Nothing but the records, repeated word for word and free of pictures, belongs in the answer.

(Excerpts from an interface dataset)

>>>>>

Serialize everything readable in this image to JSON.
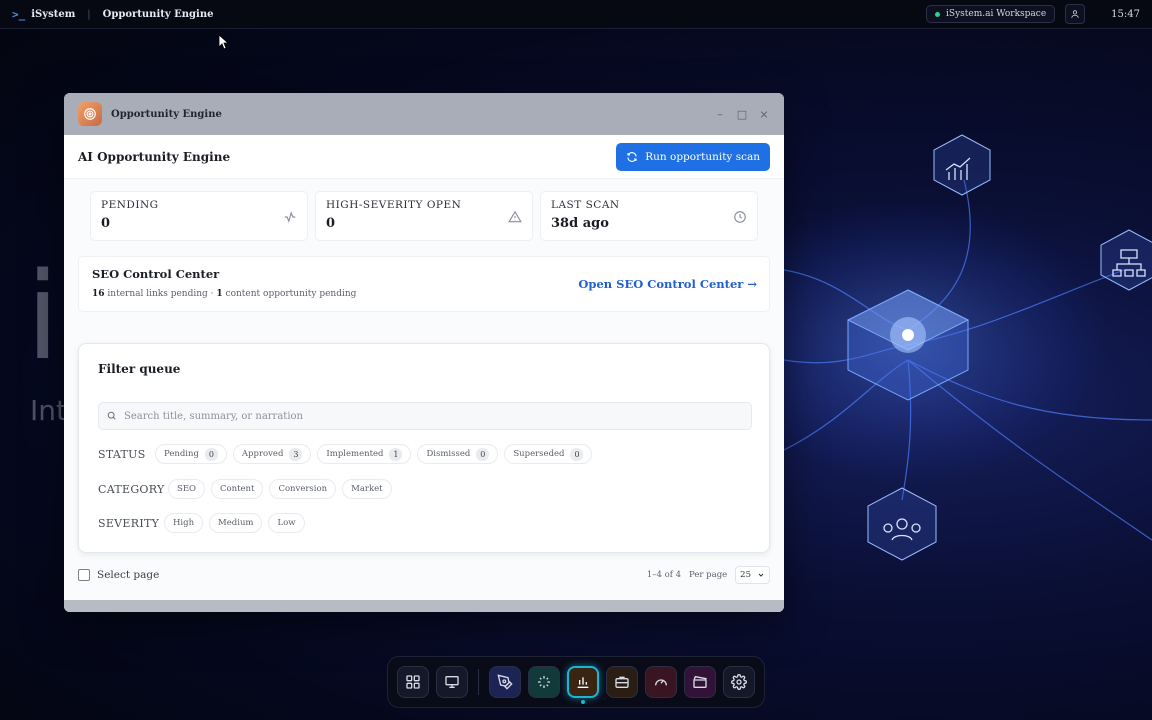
{
  "topbar": {
    "brand": "iSystem",
    "app_title": "Opportunity Engine",
    "workspace": "iSystem.ai Workspace",
    "clock": "15:47"
  },
  "background": {
    "big_letter": "i",
    "tagline_fragment": "Int"
  },
  "window": {
    "title": "Opportunity Engine",
    "header_title": "AI Opportunity Engine",
    "run_button": "Run opportunity scan",
    "stats": [
      {
        "label": "PENDING",
        "value": "0",
        "icon": "activity-icon"
      },
      {
        "label": "HIGH-SEVERITY OPEN",
        "value": "0",
        "icon": "warning-icon"
      },
      {
        "label": "LAST SCAN",
        "value": "38d ago",
        "icon": "clock-icon"
      }
    ],
    "seo": {
      "title": "SEO Control Center",
      "internal_links_count": "16",
      "internal_links_text": "internal links pending ·",
      "content_count": "1",
      "content_text": "content opportunity pending",
      "link": "Open SEO Control Center →"
    },
    "filter": {
      "title": "Filter queue",
      "search_placeholder": "Search title, summary, or narration",
      "status_label": "STATUS",
      "status_chips": [
        {
          "label": "Pending",
          "count": "0"
        },
        {
          "label": "Approved",
          "count": "3"
        },
        {
          "label": "Implemented",
          "count": "1"
        },
        {
          "label": "Dismissed",
          "count": "0"
        },
        {
          "label": "Superseded",
          "count": "0"
        }
      ],
      "category_label": "CATEGORY",
      "category_chips": [
        "SEO",
        "Content",
        "Conversion",
        "Market"
      ],
      "severity_label": "SEVERITY",
      "severity_chips": [
        "High",
        "Medium",
        "Low"
      ]
    },
    "footer": {
      "select_page": "Select page",
      "range": "1–4 of 4",
      "per_page_label": "Per page",
      "per_page_value": "25"
    }
  },
  "dock": {
    "items": [
      "apps-grid-icon",
      "monitor-icon",
      "pen-tool-icon",
      "sparkles-icon",
      "bar-chart-icon",
      "briefcase-icon",
      "gauge-icon",
      "clapperboard-icon",
      "gear-icon"
    ],
    "active": "bar-chart-icon"
  },
  "colors": {
    "accent": "#1f6fe5",
    "link": "#1f5fd0",
    "dock_active": "#19b6d6",
    "status_online": "#2fd08a"
  }
}
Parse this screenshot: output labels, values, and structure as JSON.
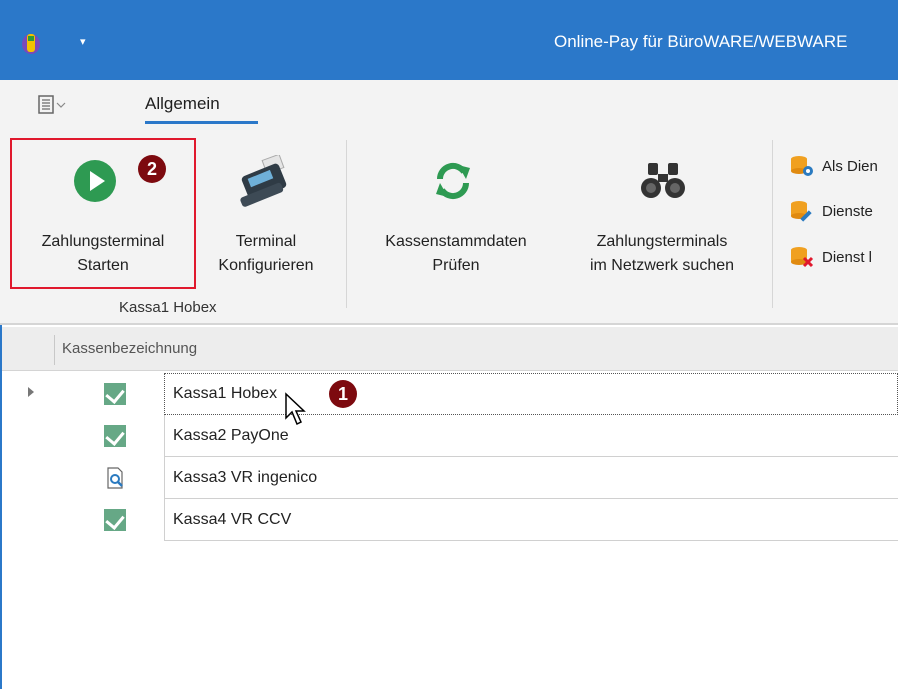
{
  "window": {
    "title": "Online-Pay für BüroWARE/WEBWARE",
    "quick_access_arrow": "▾"
  },
  "ribbon": {
    "tabs": [
      {
        "label": "Allgemein",
        "active": true
      }
    ],
    "groups": [
      {
        "label": "Kassa1 Hobex",
        "buttons": [
          {
            "label_line1": "Zahlungsterminal",
            "label_line2": "Starten",
            "icon": "play-icon"
          },
          {
            "label_line1": "Terminal",
            "label_line2": "Konfigurieren",
            "icon": "card-terminal-icon"
          }
        ]
      },
      {
        "label": "",
        "buttons": [
          {
            "label_line1": "Kassenstammdaten",
            "label_line2": "Prüfen",
            "icon": "refresh-icon"
          },
          {
            "label_line1": "Zahlungsterminals",
            "label_line2": "im Netzwerk suchen",
            "icon": "binoculars-icon"
          }
        ]
      },
      {
        "label": "",
        "small_buttons": [
          {
            "label": "Als Dien",
            "icon": "database-gear-icon"
          },
          {
            "label": "Dienste",
            "icon": "database-edit-icon"
          },
          {
            "label": "Dienst l",
            "icon": "database-delete-icon"
          }
        ]
      }
    ]
  },
  "annotations": {
    "badge_1": "1",
    "badge_2": "2"
  },
  "grid": {
    "column_header": "Kassenbezeichnung",
    "rows": [
      {
        "name": "Kassa1 Hobex",
        "status": "check-icon",
        "selected": true
      },
      {
        "name": "Kassa2 PayOne",
        "status": "check-icon",
        "selected": false
      },
      {
        "name": "Kassa3 VR ingenico",
        "status": "document-search-icon",
        "selected": false
      },
      {
        "name": "Kassa4 VR CCV",
        "status": "check-icon",
        "selected": false
      }
    ]
  },
  "colors": {
    "title_bar": "#2b78c9",
    "ribbon_bg": "#f3f3f3",
    "highlight": "#e0182d",
    "badge": "#7d0a0f",
    "play_green": "#2e9a52",
    "status_green": "#66a886"
  }
}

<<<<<

### SOLUTION TO THIS TASK
Serialize everything readable in this image to JSON.
{
  "topbar": {
    "brand": "iSystem",
    "app_title": "Opportunity Engine",
    "workspace": "iSystem.ai Workspace",
    "clock": "15:47"
  },
  "background": {
    "big_letter": "i",
    "tagline_fragment": "Int"
  },
  "window": {
    "title": "Opportunity Engine",
    "header_title": "AI Opportunity Engine",
    "run_button": "Run opportunity scan",
    "stats": [
      {
        "label": "PENDING",
        "value": "0",
        "icon": "activity-icon"
      },
      {
        "label": "HIGH-SEVERITY OPEN",
        "value": "0",
        "icon": "warning-icon"
      },
      {
        "label": "LAST SCAN",
        "value": "38d ago",
        "icon": "clock-icon"
      }
    ],
    "seo": {
      "title": "SEO Control Center",
      "internal_links_count": "16",
      "internal_links_text": "internal links pending ·",
      "content_count": "1",
      "content_text": "content opportunity pending",
      "link": "Open SEO Control Center →"
    },
    "filter": {
      "title": "Filter queue",
      "search_placeholder": "Search title, summary, or narration",
      "status_label": "STATUS",
      "status_chips": [
        {
          "label": "Pending",
          "count": "0"
        },
        {
          "label": "Approved",
          "count": "3"
        },
        {
          "label": "Implemented",
          "count": "1"
        },
        {
          "label": "Dismissed",
          "count": "0"
        },
        {
          "label": "Superseded",
          "count": "0"
        }
      ],
      "category_label": "CATEGORY",
      "category_chips": [
        "SEO",
        "Content",
        "Conversion",
        "Market"
      ],
      "severity_label": "SEVERITY",
      "severity_chips": [
        "High",
        "Medium",
        "Low"
      ]
    },
    "footer": {
      "select_page": "Select page",
      "range": "1–4 of 4",
      "per_page_label": "Per page",
      "per_page_value": "25"
    }
  },
  "dock": {
    "items": [
      "apps-grid-icon",
      "monitor-icon",
      "pen-tool-icon",
      "sparkles-icon",
      "bar-chart-icon",
      "briefcase-icon",
      "gauge-icon",
      "clapperboard-icon",
      "gear-icon"
    ],
    "active": "bar-chart-icon"
  },
  "colors": {
    "accent": "#1f6fe5",
    "link": "#1f5fd0",
    "dock_active": "#19b6d6",
    "status_online": "#2fd08a"
  }
}
Parse this screenshot: output labels, values, and structure as JSON.
{
  "window": {
    "title": "Online-Pay für BüroWARE/WEBWARE",
    "quick_access_arrow": "▾"
  },
  "ribbon": {
    "tabs": [
      {
        "label": "Allgemein",
        "active": true
      }
    ],
    "groups": [
      {
        "label": "Kassa1 Hobex",
        "buttons": [
          {
            "label_line1": "Zahlungsterminal",
            "label_line2": "Starten",
            "icon": "play-icon"
          },
          {
            "label_line1": "Terminal",
            "label_line2": "Konfigurieren",
            "icon": "card-terminal-icon"
          }
        ]
      },
      {
        "label": "",
        "buttons": [
          {
            "label_line1": "Kassenstammdaten",
            "label_line2": "Prüfen",
            "icon": "refresh-icon"
          },
          {
            "label_line1": "Zahlungsterminals",
            "label_line2": "im Netzwerk suchen",
            "icon": "binoculars-icon"
          }
        ]
      },
      {
        "label": "",
        "small_buttons": [
          {
            "label": "Als Dien",
            "icon": "database-gear-icon"
          },
          {
            "label": "Dienste",
            "icon": "database-edit-icon"
          },
          {
            "label": "Dienst l",
            "icon": "database-delete-icon"
          }
        ]
      }
    ]
  },
  "annotations": {
    "badge_1": "1",
    "badge_2": "2"
  },
  "grid": {
    "column_header": "Kassenbezeichnung",
    "rows": [
      {
        "name": "Kassa1 Hobex",
        "status": "check-icon",
        "selected": true
      },
      {
        "name": "Kassa2 PayOne",
        "status": "check-icon",
        "selected": false
      },
      {
        "name": "Kassa3 VR ingenico",
        "status": "document-search-icon",
        "selected": false
      },
      {
        "name": "Kassa4 VR CCV",
        "status": "check-icon",
        "selected": false
      }
    ]
  },
  "colors": {
    "title_bar": "#2b78c9",
    "ribbon_bg": "#f3f3f3",
    "highlight": "#e0182d",
    "badge": "#7d0a0f",
    "play_green": "#2e9a52",
    "status_green": "#66a886"
  }
}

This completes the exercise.